Jean Paul Gaultier, fashion’s enfant terrible, brings a punk street scene, cone bras with fearsome projectiles, a dominatrix in black leather, and a wedding gown with an African mask on the bodice to the de Young, one of San Francisco’s two Fine Arts Museums. There are lace and lamé, fishnet tights sporting images of the Eiffel Tower, calligraphy gowns and a beaded red maritime-themed headdress. Fashionable Hasidic Jews are featured in his Devoutly Irreverent Chic Rabbis and Vikings collection.
The fashion is audacious, the workmanship exquisite, the installation state-of-the-art, vivacious and playful. The cutting-edge French designer, with his personal themes of “equality, diversity and perversity,” is noted for his humanism and open-minded vision of society,

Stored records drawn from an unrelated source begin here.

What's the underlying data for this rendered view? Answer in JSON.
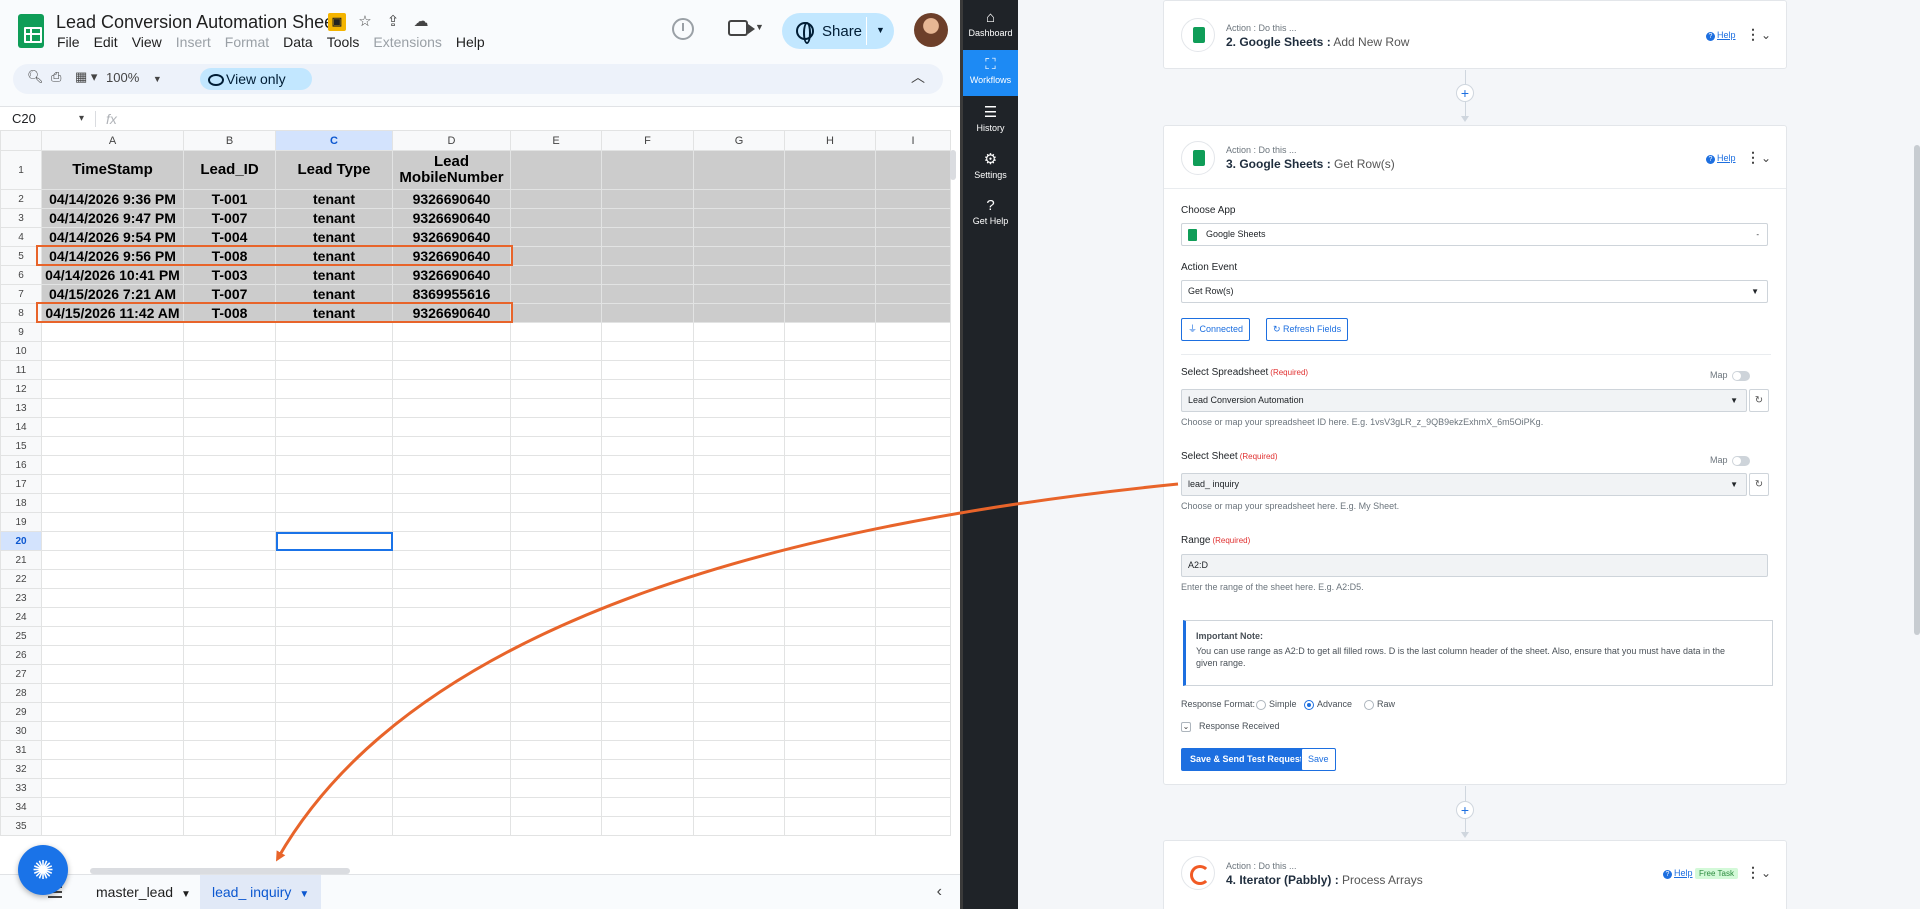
{
  "sheets": {
    "title": "Lead Conversion Automation Sheet",
    "menu": [
      "File",
      "Edit",
      "View",
      "Insert",
      "Format",
      "Data",
      "Tools",
      "Extensions",
      "Help"
    ],
    "menu_disabled": [
      "Insert",
      "Format",
      "Extensions"
    ],
    "share_label": "Share",
    "zoom": "100%",
    "view_only_label": "View only",
    "name_box": "C20",
    "fx_label": "fx",
    "columns": [
      "A",
      "B",
      "C",
      "D",
      "E",
      "F",
      "G",
      "H",
      "I"
    ],
    "selected_column": "C",
    "selected_row": 20,
    "header_row": [
      "TimeStamp",
      "Lead_ID",
      "Lead Type",
      "Lead MobileNumber"
    ],
    "rows": [
      [
        "04/14/2026 9:36 PM",
        "T-001",
        "tenant",
        "9326690640"
      ],
      [
        "04/14/2026 9:47 PM",
        "T-007",
        "tenant",
        "9326690640"
      ],
      [
        "04/14/2026 9:54 PM",
        "T-004",
        "tenant",
        "9326690640"
      ],
      [
        "04/14/2026 9:56 PM",
        "T-008",
        "tenant",
        "9326690640"
      ],
      [
        "04/14/2026 10:41 PM",
        "T-003",
        "tenant",
        "9326690640"
      ],
      [
        "04/15/2026 7:21 AM",
        "T-007",
        "tenant",
        "8369955616"
      ],
      [
        "04/15/2026 11:42 AM",
        "T-008",
        "tenant",
        "9326690640"
      ]
    ],
    "last_visible_row": 35,
    "highlighted_rows": [
      5,
      8
    ],
    "tabs": [
      {
        "label": "master_lead",
        "active": false
      },
      {
        "label": "lead_ inquiry",
        "active": true
      }
    ],
    "accent_color": "#0b57d0",
    "highlight_color": "#e8642a"
  },
  "sidebar": {
    "items": [
      {
        "label": "Dashboard",
        "icon": "home-icon",
        "glyph": "⌂",
        "active": false
      },
      {
        "label": "Workflows",
        "icon": "workflow-icon",
        "glyph": "⛶",
        "active": true
      },
      {
        "label": "History",
        "icon": "list-icon",
        "glyph": "☰",
        "active": false
      },
      {
        "label": "Settings",
        "icon": "gear-icon",
        "glyph": "⚙",
        "active": false
      },
      {
        "label": "Get Help",
        "icon": "help-icon",
        "glyph": "?",
        "active": false
      }
    ]
  },
  "pabbly": {
    "step2": {
      "prefix": "Action : Do this ...",
      "num_app": "2. Google Sheets :",
      "event": "Add New Row",
      "help": "Help"
    },
    "step3": {
      "prefix": "Action : Do this ...",
      "num_app": "3. Google Sheets :",
      "event": "Get Row(s)",
      "help": "Help",
      "choose_app_label": "Choose App",
      "choose_app_value": "Google Sheets",
      "action_event_label": "Action Event",
      "action_event_value": "Get Row(s)",
      "connected_label": "Connected",
      "refresh_label": "Refresh Fields",
      "spreadsheet_label": "Select Spreadsheet",
      "required": "(Required)",
      "map_label": "Map",
      "spreadsheet_value": "Lead Conversion Automation",
      "spreadsheet_hint": "Choose or map your spreadsheet ID here. E.g. 1vsV3gLR_z_9QB9ekzExhmX_6m5OiPKg.",
      "sheet_label": "Select Sheet",
      "sheet_value": "lead_ inquiry",
      "sheet_hint": "Choose or map your spreadsheet here. E.g. My Sheet.",
      "range_label": "Range",
      "range_value": "A2:D",
      "range_hint": "Enter the range of the sheet here. E.g. A2:D5.",
      "note_title": "Important Note:",
      "note_body": "You can use range as A2:D to get all filled rows. D is the last column header of the sheet. Also, ensure that you must have data in the given range.",
      "response_format_label": "Response Format:",
      "response_options": [
        "Simple",
        "Advance",
        "Raw"
      ],
      "response_selected": "Advance",
      "response_received_label": "Response Received",
      "save_send_label": "Save & Send Test Request",
      "save_label": "Save"
    },
    "step4": {
      "prefix": "Action : Do this ...",
      "num_app": "4. Iterator (Pabbly) :",
      "event": "Process Arrays",
      "help": "Help",
      "badge": "Free Task"
    }
  }
}
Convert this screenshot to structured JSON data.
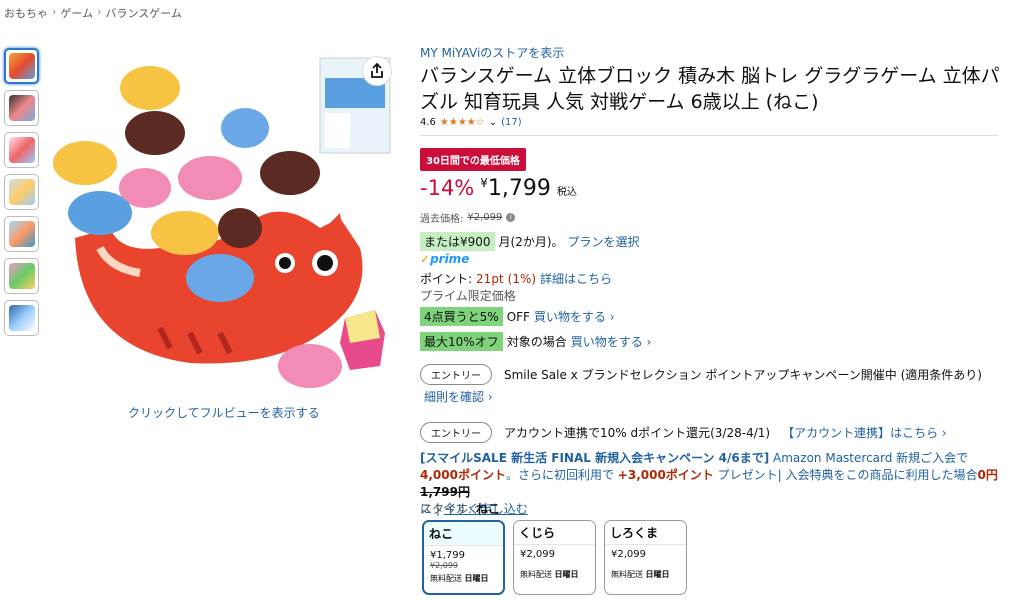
{
  "breadcrumb": [
    "おもちゃ",
    "ゲーム",
    "バランスゲーム"
  ],
  "breadcrumb_sep": "›",
  "full_view_link": "クリックしてフルビューを表示する",
  "store_link": "MY MiYAViのストアを表示",
  "title": "バランスゲーム 立体ブロック 積み木 脳トレ グラグラゲーム 立体パズル 知育玩具 人気 対戦ゲーム 6歳以上 (ねこ)",
  "rating": {
    "value": "4.6",
    "stars": "★★★★☆",
    "count": "(17)"
  },
  "deal_badge": "30日間での最低価格",
  "price": {
    "discount": "-14%",
    "currency": "¥",
    "amount": "1,799",
    "tax": "税込"
  },
  "past_price": {
    "label": "過去価格:",
    "value": "¥2,099"
  },
  "installment": {
    "badge": "または¥900",
    "text": "月(2か月)。",
    "link": "プランを選択"
  },
  "prime": {
    "check": "✓",
    "label": "prime"
  },
  "points": {
    "label": "ポイント:",
    "value": "21pt",
    "pct": "(1%)",
    "link": "詳細はこちら"
  },
  "prime_only": "プライム限定価格",
  "bulk": {
    "badge": "4点買うと5%",
    "text": "OFF",
    "link": "買い物をする ›"
  },
  "max_off": {
    "badge": "最大10%オフ",
    "text": "対象の場合",
    "link": "買い物をする ›"
  },
  "entry1": {
    "pill": "エントリー",
    "text": "Smile Sale x ブランドセレクション ポイントアップキャンペーン開催中 (適用条件あり)",
    "link": "細則を確認 ›"
  },
  "entry2": {
    "pill": "エントリー",
    "text": "アカウント連携で10% dポイント還元(3/28-4/1)",
    "link": "【アカウント連携】はこちら ›"
  },
  "promo": {
    "headline": "[スマイルSALE 新生活 FINAL 新規入会キャンペーン 4/6まで]",
    "part1": " Amazon Mastercard 新規ご入会で ",
    "points": "4,000ポイント",
    "part2": "。さらに初回利用で ",
    "extra": "+3,000ポイント",
    "part3": " プレゼント| 入会特典をこの商品に利用した場合",
    "zero": "0円",
    "orig": "1,799円",
    "part4": "に | ",
    "apply": "今すぐ申し込む"
  },
  "style": {
    "label": "スタイル:",
    "value": "ねこ"
  },
  "variants": [
    {
      "name": "ねこ",
      "price": "¥1,799",
      "old": "¥2,099",
      "ship": "無料配送",
      "day": "日曜日"
    },
    {
      "name": "くじら",
      "price": "¥2,099",
      "old": "",
      "ship": "無料配送",
      "day": "日曜日"
    },
    {
      "name": "しろくま",
      "price": "¥2,099",
      "old": "",
      "ship": "無料配送",
      "day": "日曜日"
    }
  ],
  "colors": {
    "link": "#2162a1",
    "deal_red": "#cc0c39",
    "star": "#de7921",
    "prime_blue": "#1a98ff",
    "green_badge": "#7fd37a"
  }
}
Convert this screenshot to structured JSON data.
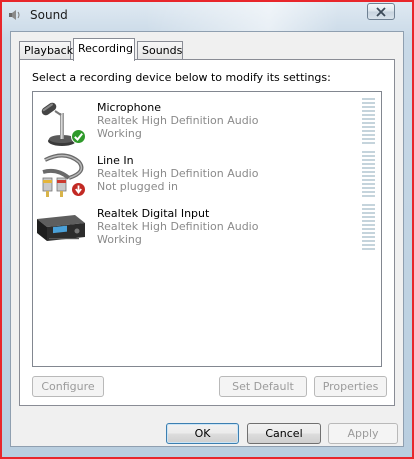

Jill d’Alessandro, FAMSF curator of costume and textile arts who worked on the Vivienne Westwood, Yves Saint Laurent and Balenciaga exhibitions, calls this multi-media extravaganza the most complex installation she’s worked on.
I call it a MUST-SEE, and encourage attendance at this provocative, beautiful and totally unconventional exhibition, which opens with a roomful of seductive interactive mannequins. The first group, dressed in striped blue and white Breton sailor costumes, includes a cameo by Gaultier himself. Remarkably lifelike, the mannequins – sailors, mermaids, virgins, angels — talk and wink and even sing to visitors through ingenious audiovisual projections!
140 ensembles from the designer’s prêt à porter (ready-to-wear) and couture collections — spanning over 35 years — are presented, many for the first time. With this exhibition, the de Young offers a rare opportunity for those who have never set foot in an haute couture house to view these one-of-a-kind hand-made garments. Labeling shows which of Gaultier’s masterpieces required hundreds of hours of work.
The exhibition is divided into six thematic sections which include the Boudoir, Punk Cancan and the Urban Jungle. It concludes with Metropolis, which presents Gaultier’s collaborative work with choreographers, pop icons like Tina Turner and Madonna, and celebrated filmmakers. After working together on Kika, Bad Education andThe Skin I Live In, Pedro Almodovar said, “The costumes Jean Paul Gaultier designs are wonderfully beautiful and absolutely ‘conceptual’ at the same time. Almost no one else is able to combine both in the same garment.”
The Fashion World of Jean Paul Gaultier: From the Sidewalk to the Catwalk runs through August 19, 2012. Click here for tickets and more information.